dramatically,” according to Minhas Mo-
hamed, CEO of MMV Financial in Palo Alto,
CA. “Technology companies, as a whole,
operate with moderate debt and, as such,
are positioned well to take advantage of
the credit crisis.”
In contrast, caution is the watchword
these days in middle-market retail finance.
Financing a “story” retailer with borrowing
needs of $5 million is almost impossible.
Only the larger retail deals are getting
New players in the ABL world include
TD Bank, Flagstar Bank in Jackson, MI, New
Resource Bank in California, Cole Taylor
Business Capital and The PrivateBank in
Chicago. Other banks that are ramping
up their ABL in the C&I sector include
Regions Bank, Capital One, CapitalSource,
M&T Bank and Tri-State Bank. RBS Citizens
recently established a restructuring ABL
group. According to Leonard Lee Podair
at Hahn & Hessen LLP in New York City,
“A fair number of new players, mostly
midsized and regional banks, are entering
the ABL fray. In my workouts, at least one
out of three refinancing proposals I see is
usually from one of these new names. As
the secondary loan market has become
less frothy, lenders are approaching new fi-
nancing opportunities with more interest.”
“We see private equity shops becoming
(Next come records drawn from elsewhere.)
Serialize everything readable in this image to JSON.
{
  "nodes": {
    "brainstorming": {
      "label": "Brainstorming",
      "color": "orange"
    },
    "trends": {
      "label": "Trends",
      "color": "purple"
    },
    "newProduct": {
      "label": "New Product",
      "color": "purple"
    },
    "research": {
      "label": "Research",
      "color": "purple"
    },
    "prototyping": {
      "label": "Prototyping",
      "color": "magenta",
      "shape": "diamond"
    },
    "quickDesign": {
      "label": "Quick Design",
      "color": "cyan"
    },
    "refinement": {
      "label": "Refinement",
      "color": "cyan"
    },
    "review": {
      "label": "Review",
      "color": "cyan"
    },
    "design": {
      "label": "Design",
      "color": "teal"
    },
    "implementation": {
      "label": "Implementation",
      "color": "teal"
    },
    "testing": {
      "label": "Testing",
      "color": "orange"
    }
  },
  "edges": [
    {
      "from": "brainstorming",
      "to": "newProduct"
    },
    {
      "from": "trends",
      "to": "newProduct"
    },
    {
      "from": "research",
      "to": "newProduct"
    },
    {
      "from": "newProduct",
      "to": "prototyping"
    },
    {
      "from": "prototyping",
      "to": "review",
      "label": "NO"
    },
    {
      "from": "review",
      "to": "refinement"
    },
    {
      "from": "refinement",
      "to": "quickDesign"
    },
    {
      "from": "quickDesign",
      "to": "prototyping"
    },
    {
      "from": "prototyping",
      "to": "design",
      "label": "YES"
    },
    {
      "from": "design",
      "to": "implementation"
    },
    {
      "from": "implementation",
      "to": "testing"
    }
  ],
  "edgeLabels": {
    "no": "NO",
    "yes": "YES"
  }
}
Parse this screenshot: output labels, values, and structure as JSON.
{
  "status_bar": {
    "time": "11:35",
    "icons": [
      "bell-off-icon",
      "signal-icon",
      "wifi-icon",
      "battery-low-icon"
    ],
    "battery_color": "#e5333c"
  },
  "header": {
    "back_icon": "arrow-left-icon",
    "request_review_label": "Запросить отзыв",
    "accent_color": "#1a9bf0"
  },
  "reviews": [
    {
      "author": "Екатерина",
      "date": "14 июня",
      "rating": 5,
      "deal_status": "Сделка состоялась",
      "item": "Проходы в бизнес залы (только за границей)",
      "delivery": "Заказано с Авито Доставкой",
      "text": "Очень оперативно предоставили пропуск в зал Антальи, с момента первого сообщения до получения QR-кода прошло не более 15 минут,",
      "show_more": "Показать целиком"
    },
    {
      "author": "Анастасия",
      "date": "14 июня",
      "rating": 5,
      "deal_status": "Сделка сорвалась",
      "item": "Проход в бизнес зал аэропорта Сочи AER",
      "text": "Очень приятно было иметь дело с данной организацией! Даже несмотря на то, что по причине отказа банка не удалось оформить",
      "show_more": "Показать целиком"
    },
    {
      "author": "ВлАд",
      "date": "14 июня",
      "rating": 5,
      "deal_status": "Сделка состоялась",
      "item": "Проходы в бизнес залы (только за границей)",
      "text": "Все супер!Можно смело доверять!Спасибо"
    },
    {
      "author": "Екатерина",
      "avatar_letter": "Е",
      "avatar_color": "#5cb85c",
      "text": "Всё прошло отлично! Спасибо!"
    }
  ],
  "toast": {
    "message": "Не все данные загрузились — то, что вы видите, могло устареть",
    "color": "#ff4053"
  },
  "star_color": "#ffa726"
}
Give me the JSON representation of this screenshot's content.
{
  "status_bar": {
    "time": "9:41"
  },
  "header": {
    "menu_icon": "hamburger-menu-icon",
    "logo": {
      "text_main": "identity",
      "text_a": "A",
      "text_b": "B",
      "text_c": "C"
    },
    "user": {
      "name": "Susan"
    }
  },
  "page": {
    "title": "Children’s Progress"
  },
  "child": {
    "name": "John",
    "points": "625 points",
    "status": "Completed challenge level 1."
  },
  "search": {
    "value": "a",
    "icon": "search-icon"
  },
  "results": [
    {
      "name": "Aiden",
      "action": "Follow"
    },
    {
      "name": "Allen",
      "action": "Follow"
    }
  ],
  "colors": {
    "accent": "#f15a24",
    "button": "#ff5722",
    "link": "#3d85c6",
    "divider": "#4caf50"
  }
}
more active in doing synergistic acquisi-
tions, such as substantial add-ons to their